Exercise directions »
Your task is to copy each line of the material that holds the word "text".

Input records »
┄┄┄┄┄┄

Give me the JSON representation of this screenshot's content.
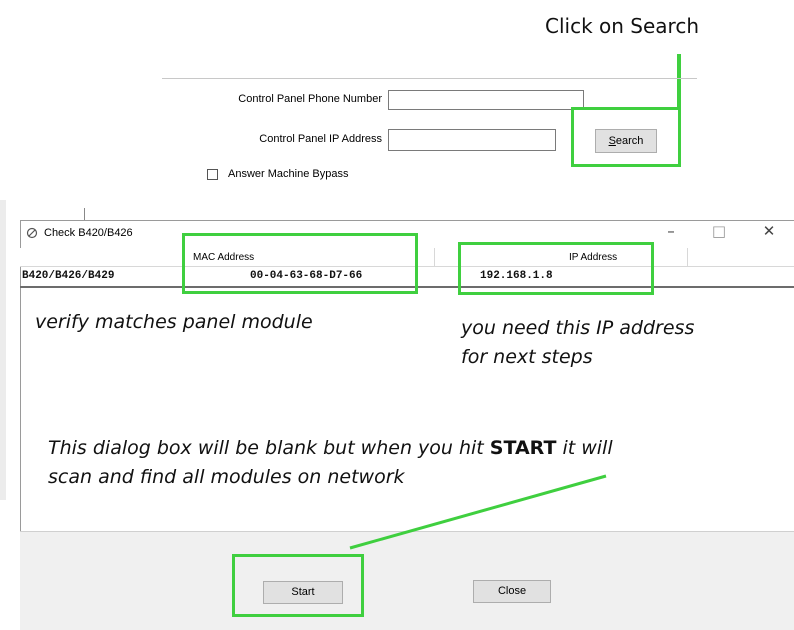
{
  "annotations": {
    "click_search": "Click on Search",
    "verify_mac": "verify matches panel module",
    "ip_note_line1": "you need this IP address",
    "ip_note_line2": "for next steps",
    "dialog_note_part1": "This dialog box will be blank but when you hit ",
    "dialog_note_emph": "START",
    "dialog_note_part2": " it will",
    "dialog_note_line2": "scan and find all modules on network"
  },
  "form": {
    "phone_label": "Control Panel Phone Number",
    "phone_value": "",
    "ip_label": "Control Panel IP Address",
    "ip_value": "",
    "search_button_accel": "S",
    "search_button_rest": "earch",
    "answer_bypass_label": "Answer Machine Bypass",
    "answer_bypass_checked": false
  },
  "dialog": {
    "title": "Check B420/B426",
    "minimize": "–",
    "maximize": "□",
    "close": "✕",
    "columns": [
      "MAC Address",
      "IP Address"
    ],
    "rows": [
      {
        "name": "B420/B426/B429",
        "mac": "00-04-63-68-D7-66",
        "ip": "192.168.1.8"
      }
    ],
    "start_button": "Start",
    "close_button": "Close"
  },
  "colors": {
    "highlight": "#3fcf3f",
    "panel_bg": "#f0f0f0",
    "button_bg": "#e1e1e1"
  },
  "icons": {
    "dialog_icon": "network-plug-icon"
  }
}
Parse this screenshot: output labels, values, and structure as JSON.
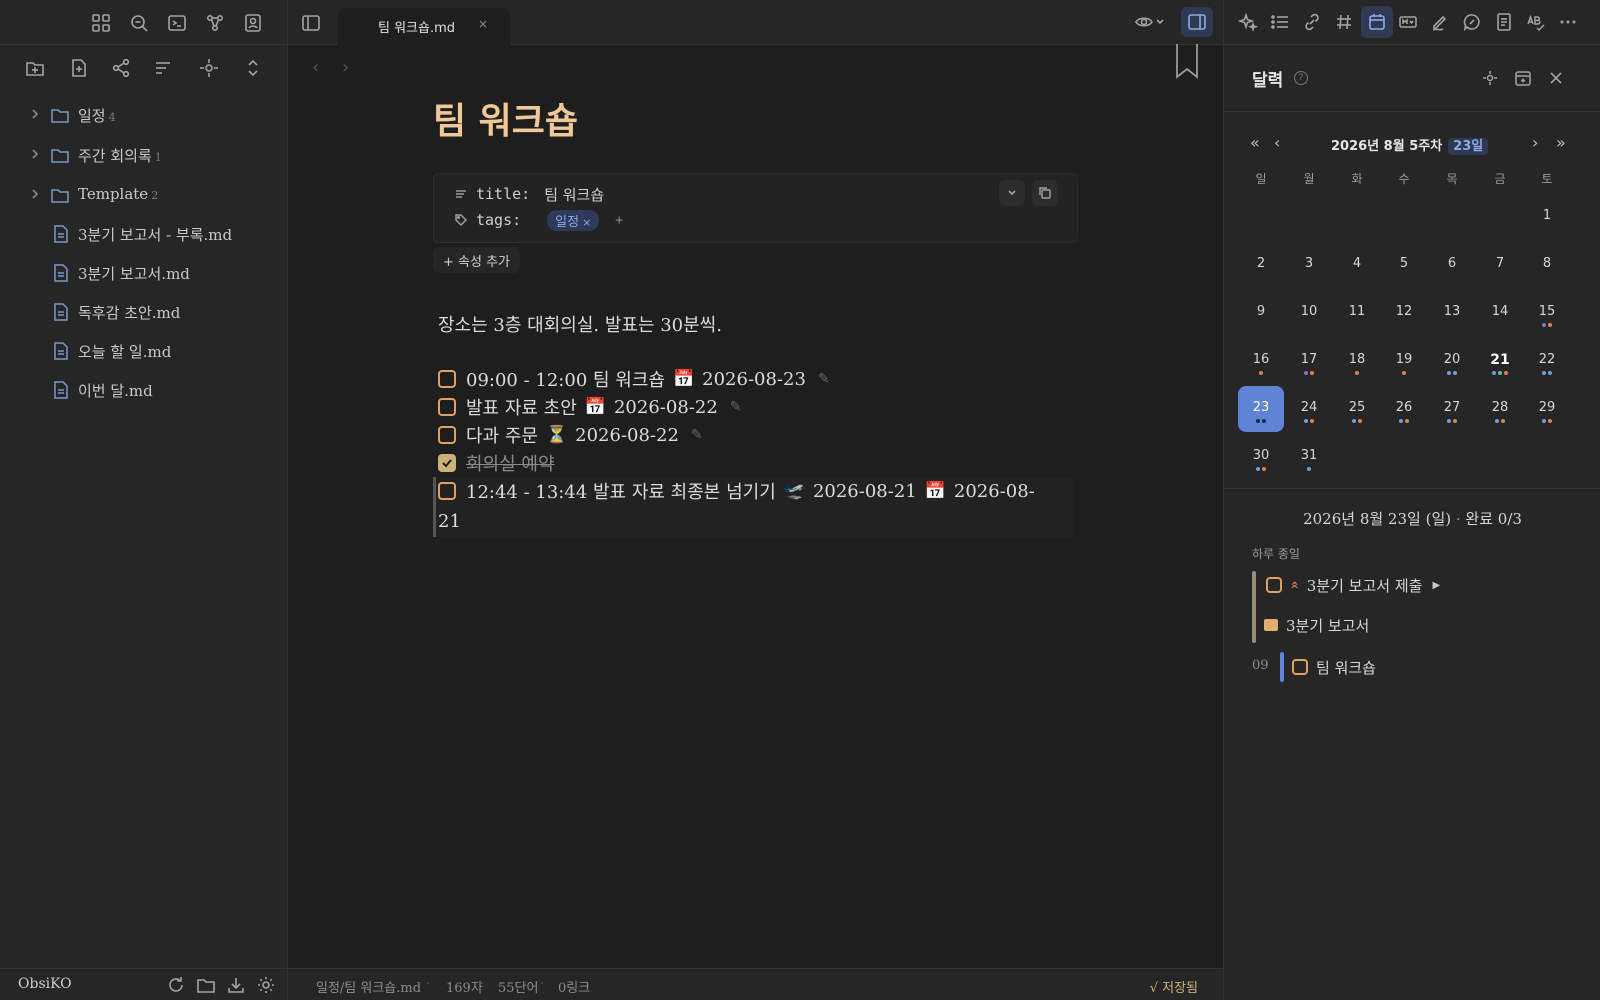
{
  "vault": {
    "name": "ObsiKO"
  },
  "tree": [
    {
      "type": "folder",
      "name": "일정",
      "count": "4"
    },
    {
      "type": "folder",
      "name": "주간 회의록",
      "count": "1"
    },
    {
      "type": "folder",
      "name": "Template",
      "count": "2"
    },
    {
      "type": "file",
      "name": "3분기 보고서 - 부록.md"
    },
    {
      "type": "file",
      "name": "3분기 보고서.md"
    },
    {
      "type": "file",
      "name": "독후감 초안.md"
    },
    {
      "type": "file",
      "name": "오늘 할 일.md"
    },
    {
      "type": "file",
      "name": "이번 달.md"
    }
  ],
  "tab": {
    "title": "팀 워크숍.md",
    "close": "×"
  },
  "nav": {
    "back": "‹",
    "forward": "›"
  },
  "note": {
    "title": "팀 워크숍",
    "properties": {
      "title_key": "title:",
      "title_value": "팀 워크숍",
      "tags_key": "tags:",
      "tag": "일정",
      "tag_remove": "×",
      "tag_add": "+"
    },
    "add_property": "+ 속성 추가",
    "paragraph": "장소는 3층 대회의실. 발표는 30분씩.",
    "tasks": [
      {
        "text": "09:00 - 12:00 팀 워크숍",
        "emoji": "📅",
        "date": "2026-08-23",
        "pen": "✎",
        "done": false
      },
      {
        "text": "발표 자료 초안",
        "emoji": "📅",
        "date": "2026-08-22",
        "pen": "✎",
        "done": false
      },
      {
        "text": "다과 주문",
        "emoji": "⏳",
        "date": "2026-08-22",
        "pen": "✎",
        "done": false
      },
      {
        "text": "회의실 예약",
        "done": true
      }
    ],
    "active_task": {
      "text": "12:44 - 13:44 발표 자료 최종본 넘기기",
      "emoji1": "🛫",
      "date1": "2026-08-21",
      "emoji2": "📅",
      "date2_part1": "2026-08-",
      "date2_part2": "21"
    }
  },
  "status": {
    "path": "일정/팀 워크숍.md",
    "chars": "169자",
    "words": "55단어",
    "links": "0링크",
    "saved": "√ 저장됨",
    "sep": "·"
  },
  "calendar": {
    "title": "달력",
    "help": "?",
    "nav": {
      "prev_year": "«",
      "prev": "‹",
      "next": "›",
      "next_year": "»"
    },
    "month_label": "2026년  8월  5주차",
    "day_chip": "23일",
    "weekdays": [
      "일",
      "월",
      "화",
      "수",
      "목",
      "금",
      "토"
    ],
    "days": [
      {
        "n": "1",
        "col": 6,
        "row": 0,
        "dots": []
      },
      {
        "n": "2",
        "col": 0,
        "row": 1,
        "dots": []
      },
      {
        "n": "3",
        "col": 1,
        "row": 1,
        "dots": []
      },
      {
        "n": "4",
        "col": 2,
        "row": 1,
        "dots": []
      },
      {
        "n": "5",
        "col": 3,
        "row": 1,
        "dots": []
      },
      {
        "n": "6",
        "col": 4,
        "row": 1,
        "dots": []
      },
      {
        "n": "7",
        "col": 5,
        "row": 1,
        "dots": []
      },
      {
        "n": "8",
        "col": 6,
        "row": 1,
        "dots": []
      },
      {
        "n": "9",
        "col": 0,
        "row": 2,
        "dots": []
      },
      {
        "n": "10",
        "col": 1,
        "row": 2,
        "dots": []
      },
      {
        "n": "11",
        "col": 2,
        "row": 2,
        "dots": []
      },
      {
        "n": "12",
        "col": 3,
        "row": 2,
        "dots": []
      },
      {
        "n": "13",
        "col": 4,
        "row": 2,
        "dots": []
      },
      {
        "n": "14",
        "col": 5,
        "row": 2,
        "dots": []
      },
      {
        "n": "15",
        "col": 6,
        "row": 2,
        "dots": [
          "#8a6fd6",
          "#e0804a"
        ]
      },
      {
        "n": "16",
        "col": 0,
        "row": 3,
        "dots": [
          "#e0804a"
        ]
      },
      {
        "n": "17",
        "col": 1,
        "row": 3,
        "dots": [
          "#8a6fd6",
          "#e0804a"
        ]
      },
      {
        "n": "18",
        "col": 2,
        "row": 3,
        "dots": [
          "#e0804a"
        ]
      },
      {
        "n": "19",
        "col": 3,
        "row": 3,
        "dots": [
          "#e0804a"
        ]
      },
      {
        "n": "20",
        "col": 4,
        "row": 3,
        "dots": [
          "#6f9ee0",
          "#6f9ee0"
        ]
      },
      {
        "n": "21",
        "col": 5,
        "row": 3,
        "dots": [
          "#6f9ee0",
          "#5fbf8a",
          "#e0804a"
        ],
        "today": true
      },
      {
        "n": "22",
        "col": 6,
        "row": 3,
        "dots": [
          "#6f9ee0",
          "#6f9ee0"
        ]
      },
      {
        "n": "23",
        "col": 0,
        "row": 4,
        "dots": [
          "#1e2a4a",
          "#1e2a4a"
        ],
        "selected": true
      },
      {
        "n": "24",
        "col": 1,
        "row": 4,
        "dots": [
          "#6f9ee0",
          "#e0804a"
        ]
      },
      {
        "n": "25",
        "col": 2,
        "row": 4,
        "dots": [
          "#6f9ee0",
          "#e0804a"
        ]
      },
      {
        "n": "26",
        "col": 3,
        "row": 4,
        "dots": [
          "#6f9ee0",
          "#e0804a"
        ]
      },
      {
        "n": "27",
        "col": 4,
        "row": 4,
        "dots": [
          "#6f9ee0",
          "#e0804a"
        ]
      },
      {
        "n": "28",
        "col": 5,
        "row": 4,
        "dots": [
          "#6f9ee0",
          "#e0804a"
        ]
      },
      {
        "n": "29",
        "col": 6,
        "row": 4,
        "dots": [
          "#6f9ee0",
          "#e0804a"
        ]
      },
      {
        "n": "30",
        "col": 0,
        "row": 5,
        "dots": [
          "#6f9ee0",
          "#e0804a"
        ]
      },
      {
        "n": "31",
        "col": 1,
        "row": 5,
        "dots": [
          "#6f9ee0"
        ]
      }
    ],
    "summary_date": "2026년 8월 23일 (일)",
    "summary_sep": " · ",
    "summary_done": "완료 0/3",
    "allday_label": "하루 종일",
    "events": {
      "e1_prio": "«",
      "e1": "3분기 보고서 제출",
      "e1_play": "▶",
      "e2": "3분기 보고서",
      "hour": "09",
      "e3": "팀 워크숍"
    }
  },
  "colors": {
    "accent": "#5f84d6",
    "title": "#f0c898",
    "checkbox": "#e0a060"
  }
}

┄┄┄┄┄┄

Exercise output »
        "text": "09:00 - 12:00 팀 워크숍",
        "text": "발표 자료 초안",
        "text": "다과 주문",
        "text": "회의실 예약",
      "text": "12:44 - 13:44 발표 자료 최종본 넘기기",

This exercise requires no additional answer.